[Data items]
----

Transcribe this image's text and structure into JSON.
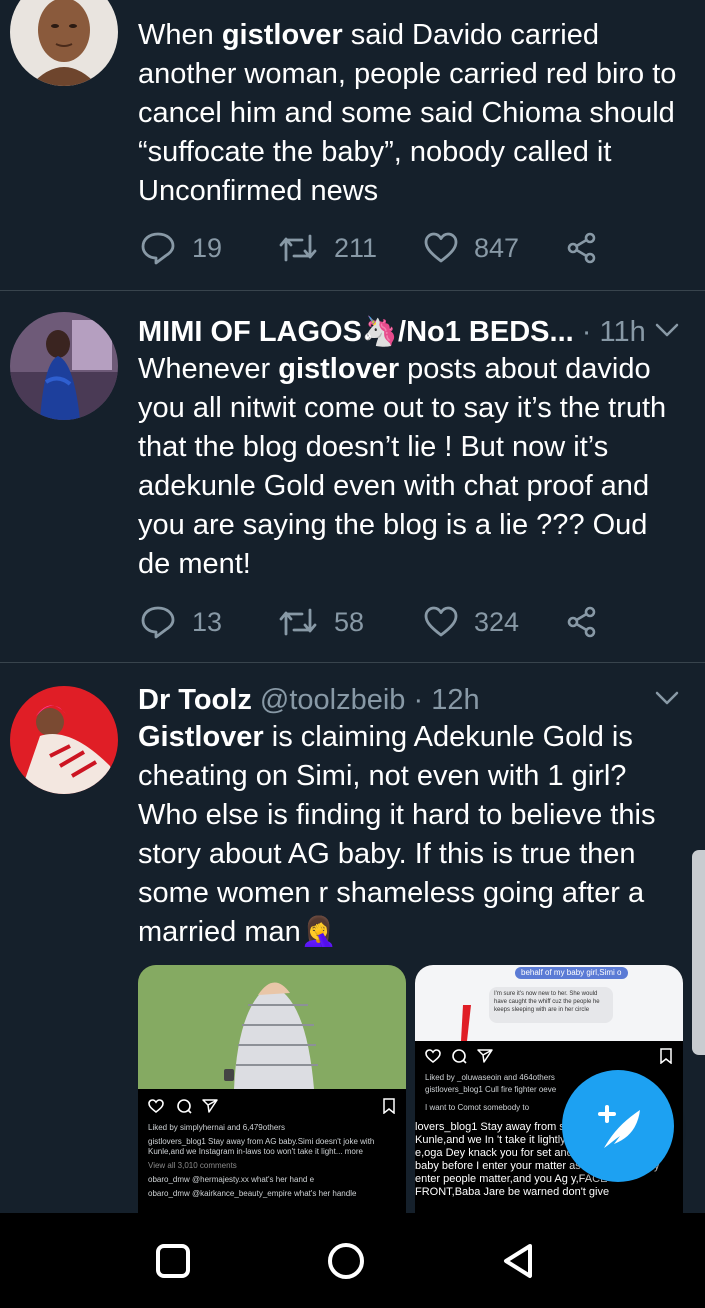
{
  "tweets": [
    {
      "name": "",
      "handle": "",
      "time": "",
      "text_parts": [
        "When ",
        "gistlover",
        " said Davido carried another woman, people carried red biro to cancel him and some said Chioma should “suffocate the baby”, nobody called it Unconfirmed news"
      ],
      "replies": "19",
      "retweets": "211",
      "likes": "847"
    },
    {
      "name": "MIMI OF LAGOS🦄/No1 BEDS...",
      "handle": "",
      "time": "· 11h",
      "text_parts": [
        "Whenever ",
        "gistlover",
        " posts about davido you all nitwit come out to say it’s the truth that the blog doesn’t lie ! But now it’s adekunle Gold even with chat proof and you are saying the blog is a lie ??? Oud de ment!"
      ],
      "replies": "13",
      "retweets": "58",
      "likes": "324"
    },
    {
      "name": "Dr Toolz",
      "handle": "@toolzbeib",
      "time": "· 12h",
      "text_parts": [
        "Gistlover",
        " is claiming Adekunle Gold is cheating on Simi, not even with 1 girl? Who else is finding it hard to believe this story about AG baby. If this is true then some women r shameless going after a married man🤦‍♀️"
      ]
    }
  ],
  "media": {
    "left": {
      "likes_line": "Liked by simplyhernai and 6,479others",
      "caption": "gistlovers_blog1 Stay away from AG baby.Simi doesn't joke with Kunle,and we Instagram in-laws too won't take it light... more",
      "view_all": "View all 3,010 comments",
      "c1": "obaro_dmw @hermajesty.xx what's her hand e",
      "c2": "obaro_dmw @kairkance_beauty_empire what's her handle"
    },
    "right": {
      "chat_top": "behalf of my baby girl,Simi o",
      "chat_bubble": "I'm sure it's now new to her. She would have caught the whiff cuz the people he keeps sleeping with are in her circle",
      "likes_line": "Liked by _oluwaseoin and 464others",
      "comment1": "gistlovers_blog1 Cull fire fighter oeve",
      "comment2": "I want to Comot somebody to",
      "caption": "lovers_blog1 Stay away from sn't joke with Kunle,and we In 't take it lightly with you,while s e,oga Dey knack you for set and y ried,avoid Ag baby before I enter your matter as mmmmyyy Dey enter people matter,and you Ag y,FACE FRONT,Baba Jare be warned don't give"
    }
  },
  "colors": {
    "background": "#15202b",
    "accent": "#1da1f2",
    "muted": "#8899a6",
    "divider": "#38444d"
  }
}
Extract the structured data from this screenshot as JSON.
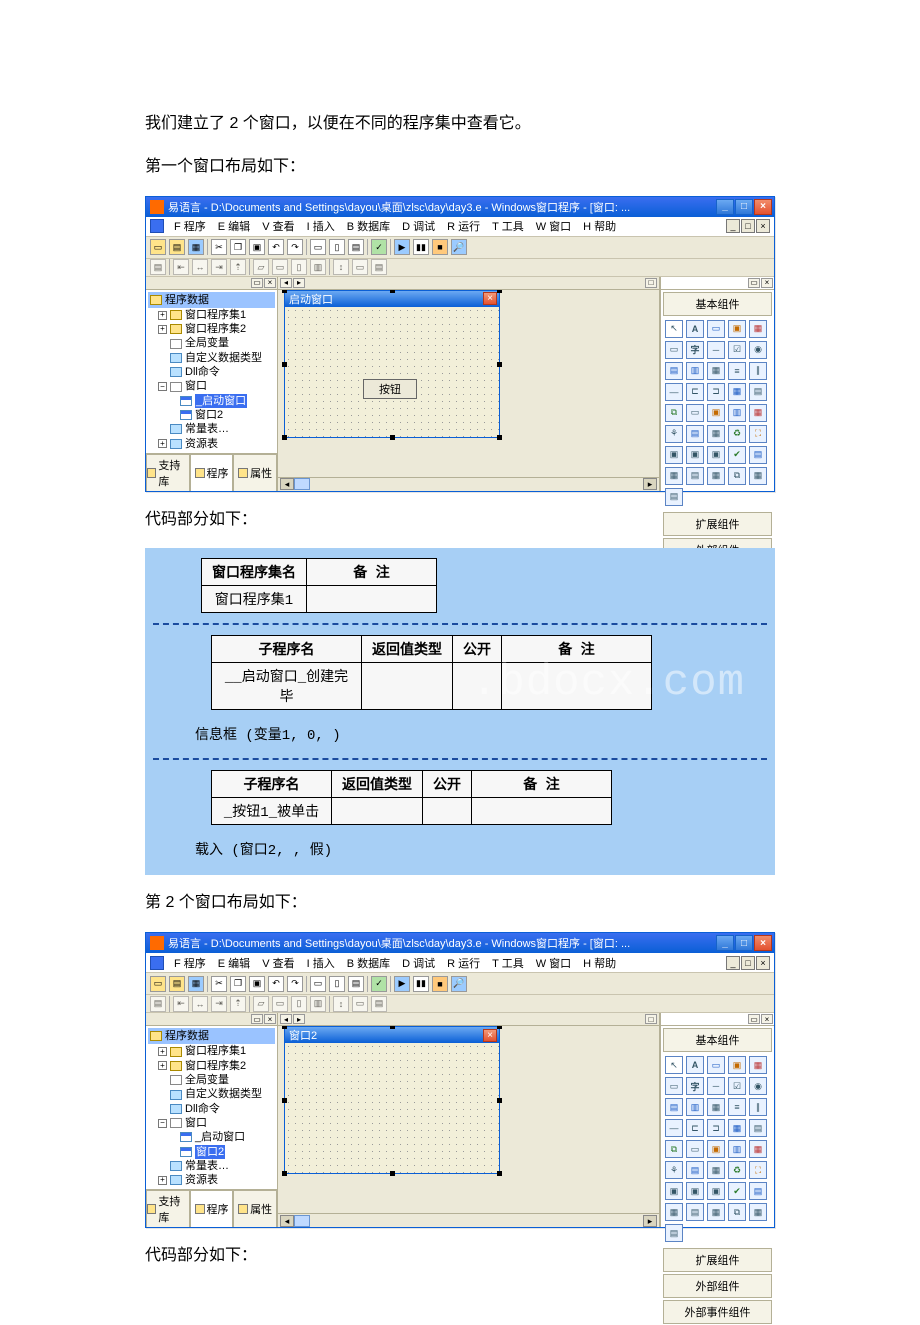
{
  "text": {
    "p1": "我们建立了 2 个窗口，以便在不同的程序集中查看它。",
    "p2": "第一个窗口布局如下：",
    "p3": "代码部分如下：",
    "p4": "第 2 个窗口布局如下：",
    "p5": "代码部分如下："
  },
  "ide": {
    "title": "易语言 - D:\\Documents and Settings\\dayou\\桌面\\zlsc\\day\\day3.e - Windows窗口程序 - [窗口: ...",
    "menus": [
      "F 程序",
      "E 编辑",
      "V 查看",
      "I 插入",
      "B 数据库",
      "D 调试",
      "R 运行",
      "T 工具",
      "W 窗口",
      "H 帮助"
    ],
    "mdi_min": "_",
    "mdi_max": "□",
    "mdi_close": "×",
    "tree_root": "程序数据",
    "tree": {
      "n1": "窗口程序集1",
      "n2": "窗口程序集2",
      "n3": "全局变量",
      "n4": "自定义数据类型",
      "n5": "Dll命令",
      "n6": "窗口",
      "n7": "_启动窗口",
      "n8": "窗口2",
      "n9": "常量表…",
      "n10": "资源表"
    },
    "left_tabs": {
      "a": "支持库",
      "b": "程序",
      "c": "属性"
    },
    "form1_title": "启动窗口",
    "form2_title": "窗口2",
    "button_label": "按钮",
    "palette": {
      "basic": "基本组件",
      "ext": "扩展组件",
      "external": "外部组件",
      "extevt": "外部事件组件"
    },
    "wbtn_min": "_",
    "wbtn_max": "□",
    "wbtn_close": "×"
  },
  "code": {
    "t1_h1": "窗口程序集名",
    "t1_h2": "备  注",
    "t1_r1": "窗口程序集1",
    "t2_h1": "子程序名",
    "t2_h2": "返回值类型",
    "t2_h3": "公开",
    "t2_h4": "备  注",
    "t2_r1": "__启动窗口_创建完毕",
    "line1": "信息框 (变量1, 0, )",
    "t3_h1": "子程序名",
    "t3_h2": "返回值类型",
    "t3_h3": "公开",
    "t3_h4": "备  注",
    "t3_r1": "_按钮1_被单击",
    "line2": "载入 (窗口2, , 假)",
    "watermark": ".bdocx.com"
  }
}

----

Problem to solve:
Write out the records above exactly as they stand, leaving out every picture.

Solved problem:
Transcribe this image's text and structure into JSON.
{
  "tweets": [
    {
      "name": "",
      "handle": "",
      "time": "",
      "text_parts": [
        "When ",
        "gistlover",
        " said Davido carried another woman, people carried red biro to cancel him and some said Chioma should “suffocate the baby”, nobody called it Unconfirmed news"
      ],
      "replies": "19",
      "retweets": "211",
      "likes": "847"
    },
    {
      "name": "MIMI OF LAGOS🦄/No1 BEDS...",
      "handle": "",
      "time": "· 11h",
      "text_parts": [
        "Whenever ",
        "gistlover",
        " posts about davido you all nitwit come out to say it’s the truth that the blog doesn’t lie ! But now it’s adekunle Gold even with chat proof and you are saying the blog is a lie ??? Oud de ment!"
      ],
      "replies": "13",
      "retweets": "58",
      "likes": "324"
    },
    {
      "name": "Dr Toolz",
      "handle": "@toolzbeib",
      "time": "· 12h",
      "text_parts": [
        "Gistlover",
        " is claiming Adekunle Gold is cheating on Simi, not even with 1 girl? Who else is finding it hard to believe this story about AG baby. If this is true then some women r shameless going after a married man🤦‍♀️"
      ]
    }
  ],
  "media": {
    "left": {
      "likes_line": "Liked by simplyhernai and 6,479others",
      "caption": "gistlovers_blog1 Stay away from AG baby.Simi doesn't joke with Kunle,and we Instagram in-laws too won't take it light... more",
      "view_all": "View all 3,010 comments",
      "c1": "obaro_dmw @hermajesty.xx what's her hand e",
      "c2": "obaro_dmw @kairkance_beauty_empire what's her handle"
    },
    "right": {
      "chat_top": "behalf of my baby girl,Simi o",
      "chat_bubble": "I'm sure it's now new to her. She would have caught the whiff cuz the people he keeps sleeping with are in her circle",
      "likes_line": "Liked by _oluwaseoin and 464others",
      "comment1": "gistlovers_blog1 Cull fire fighter oeve",
      "comment2": "I want to Comot somebody to",
      "caption": "lovers_blog1 Stay away from sn't joke with Kunle,and we In 't take it lightly with you,while s e,oga Dey knack you for set and y ried,avoid Ag baby before I enter your matter as mmmmyyy Dey enter people matter,and you Ag y,FACE FRONT,Baba Jare be warned don't give"
    }
  },
  "colors": {
    "background": "#15202b",
    "accent": "#1da1f2",
    "muted": "#8899a6",
    "divider": "#38444d"
  }
}
Extract the structured data from this screenshot as JSON.
{
  "text": {
    "p1": "我们建立了 2 个窗口，以便在不同的程序集中查看它。",
    "p2": "第一个窗口布局如下：",
    "p3": "代码部分如下：",
    "p4": "第 2 个窗口布局如下：",
    "p5": "代码部分如下："
  },
  "ide": {
    "title": "易语言 - D:\\Documents and Settings\\dayou\\桌面\\zlsc\\day\\day3.e - Windows窗口程序 - [窗口: ...",
    "menus": [
      "F 程序",
      "E 编辑",
      "V 查看",
      "I 插入",
      "B 数据库",
      "D 调试",
      "R 运行",
      "T 工具",
      "W 窗口",
      "H 帮助"
    ],
    "mdi_min": "_",
    "mdi_max": "□",
    "mdi_close": "×",
    "tree_root": "程序数据",
    "tree": {
      "n1": "窗口程序集1",
      "n2": "窗口程序集2",
      "n3": "全局变量",
      "n4": "自定义数据类型",
      "n5": "Dll命令",
      "n6": "窗口",
      "n7": "_启动窗口",
      "n8": "窗口2",
      "n9": "常量表…",
      "n10": "资源表"
    },
    "left_tabs": {
      "a": "支持库",
      "b": "程序",
      "c": "属性"
    },
    "form1_title": "启动窗口",
    "form2_title": "窗口2",
    "button_label": "按钮",
    "palette": {
      "basic": "基本组件",
      "ext": "扩展组件",
      "external": "外部组件",
      "extevt": "外部事件组件"
    },
    "wbtn_min": "_",
    "wbtn_max": "□",
    "wbtn_close": "×"
  },
  "code": {
    "t1_h1": "窗口程序集名",
    "t1_h2": "备  注",
    "t1_r1": "窗口程序集1",
    "t2_h1": "子程序名",
    "t2_h2": "返回值类型",
    "t2_h3": "公开",
    "t2_h4": "备  注",
    "t2_r1": "__启动窗口_创建完毕",
    "line1": "信息框 (变量1, 0, )",
    "t3_h1": "子程序名",
    "t3_h2": "返回值类型",
    "t3_h3": "公开",
    "t3_h4": "备  注",
    "t3_r1": "_按钮1_被单击",
    "line2": "载入 (窗口2, , 假)",
    "watermark": ".bdocx.com"
  }
}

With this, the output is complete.